◆ Given records:
[Start of Attachment]

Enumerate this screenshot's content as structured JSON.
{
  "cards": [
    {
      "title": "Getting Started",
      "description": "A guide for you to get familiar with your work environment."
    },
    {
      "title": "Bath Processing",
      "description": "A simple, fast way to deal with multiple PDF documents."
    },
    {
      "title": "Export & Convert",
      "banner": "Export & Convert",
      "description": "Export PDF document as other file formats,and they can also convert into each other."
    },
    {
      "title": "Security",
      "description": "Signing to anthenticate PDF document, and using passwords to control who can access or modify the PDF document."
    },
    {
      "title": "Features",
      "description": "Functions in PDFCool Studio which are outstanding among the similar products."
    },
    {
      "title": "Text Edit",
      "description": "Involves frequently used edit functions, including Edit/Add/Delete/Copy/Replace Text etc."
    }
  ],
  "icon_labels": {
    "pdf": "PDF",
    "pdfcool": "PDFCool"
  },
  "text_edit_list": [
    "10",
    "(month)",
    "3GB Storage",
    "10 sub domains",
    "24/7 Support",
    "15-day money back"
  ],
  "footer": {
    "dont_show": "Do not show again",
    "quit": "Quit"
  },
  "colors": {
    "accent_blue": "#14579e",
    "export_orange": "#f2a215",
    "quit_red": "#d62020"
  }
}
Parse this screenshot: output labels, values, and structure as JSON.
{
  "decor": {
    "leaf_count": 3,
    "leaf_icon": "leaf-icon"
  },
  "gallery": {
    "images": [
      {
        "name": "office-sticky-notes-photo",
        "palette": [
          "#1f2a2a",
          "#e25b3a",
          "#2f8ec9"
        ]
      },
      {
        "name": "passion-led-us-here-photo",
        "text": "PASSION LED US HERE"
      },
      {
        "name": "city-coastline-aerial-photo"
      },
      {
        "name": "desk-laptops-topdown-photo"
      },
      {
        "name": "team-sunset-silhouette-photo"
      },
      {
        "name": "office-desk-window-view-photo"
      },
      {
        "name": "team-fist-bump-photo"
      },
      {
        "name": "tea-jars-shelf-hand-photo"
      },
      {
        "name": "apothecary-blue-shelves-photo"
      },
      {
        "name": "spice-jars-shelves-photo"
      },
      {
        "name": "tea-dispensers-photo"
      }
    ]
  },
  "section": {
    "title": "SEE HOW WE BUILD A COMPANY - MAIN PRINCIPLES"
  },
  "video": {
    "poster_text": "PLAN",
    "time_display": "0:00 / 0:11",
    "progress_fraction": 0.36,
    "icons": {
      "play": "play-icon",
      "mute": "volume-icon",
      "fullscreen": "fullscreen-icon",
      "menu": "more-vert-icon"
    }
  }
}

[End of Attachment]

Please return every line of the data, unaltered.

◆ Written answer:
Enumerate this screenshot's content as structured JSON.
{
  "cards": [
    {
      "title": "Getting Started",
      "description": "A guide for you to get familiar with your work environment."
    },
    {
      "title": "Bath Processing",
      "description": "A simple, fast way to deal with multiple PDF documents."
    },
    {
      "title": "Export & Convert",
      "banner": "Export & Convert",
      "description": "Export PDF document as other file formats,and they can also convert into each other."
    },
    {
      "title": "Security",
      "description": "Signing to anthenticate PDF document, and using passwords to control who can access or modify the PDF document."
    },
    {
      "title": "Features",
      "description": "Functions in PDFCool Studio which are outstanding among the similar products."
    },
    {
      "title": "Text Edit",
      "description": "Involves frequently used edit functions, including Edit/Add/Delete/Copy/Replace Text etc."
    }
  ],
  "icon_labels": {
    "pdf": "PDF",
    "pdfcool": "PDFCool"
  },
  "text_edit_list": [
    "10",
    "(month)",
    "3GB Storage",
    "10 sub domains",
    "24/7 Support",
    "15-day money back"
  ],
  "footer": {
    "dont_show": "Do not show again",
    "quit": "Quit"
  },
  "colors": {
    "accent_blue": "#14579e",
    "export_orange": "#f2a215",
    "quit_red": "#d62020"
  }
}
Parse this screenshot: output labels, values, and structure as JSON.
{
  "decor": {
    "leaf_count": 3,
    "leaf_icon": "leaf-icon"
  },
  "gallery": {
    "images": [
      {
        "name": "office-sticky-notes-photo",
        "palette": [
          "#1f2a2a",
          "#e25b3a",
          "#2f8ec9"
        ]
      },
      {
        "name": "passion-led-us-here-photo",
        "text": "PASSION LED US HERE"
      },
      {
        "name": "city-coastline-aerial-photo"
      },
      {
        "name": "desk-laptops-topdown-photo"
      },
      {
        "name": "team-sunset-silhouette-photo"
      },
      {
        "name": "office-desk-window-view-photo"
      },
      {
        "name": "team-fist-bump-photo"
      },
      {
        "name": "tea-jars-shelf-hand-photo"
      },
      {
        "name": "apothecary-blue-shelves-photo"
      },
      {
        "name": "spice-jars-shelves-photo"
      },
      {
        "name": "tea-dispensers-photo"
      }
    ]
  },
  "section": {
    "title": "SEE HOW WE BUILD A COMPANY - MAIN PRINCIPLES"
  },
  "video": {
    "poster_text": "PLAN",
    "time_display": "0:00 / 0:11",
    "progress_fraction": 0.36,
    "icons": {
      "play": "play-icon",
      "mute": "volume-icon",
      "fullscreen": "fullscreen-icon",
      "menu": "more-vert-icon"
    }
  }
}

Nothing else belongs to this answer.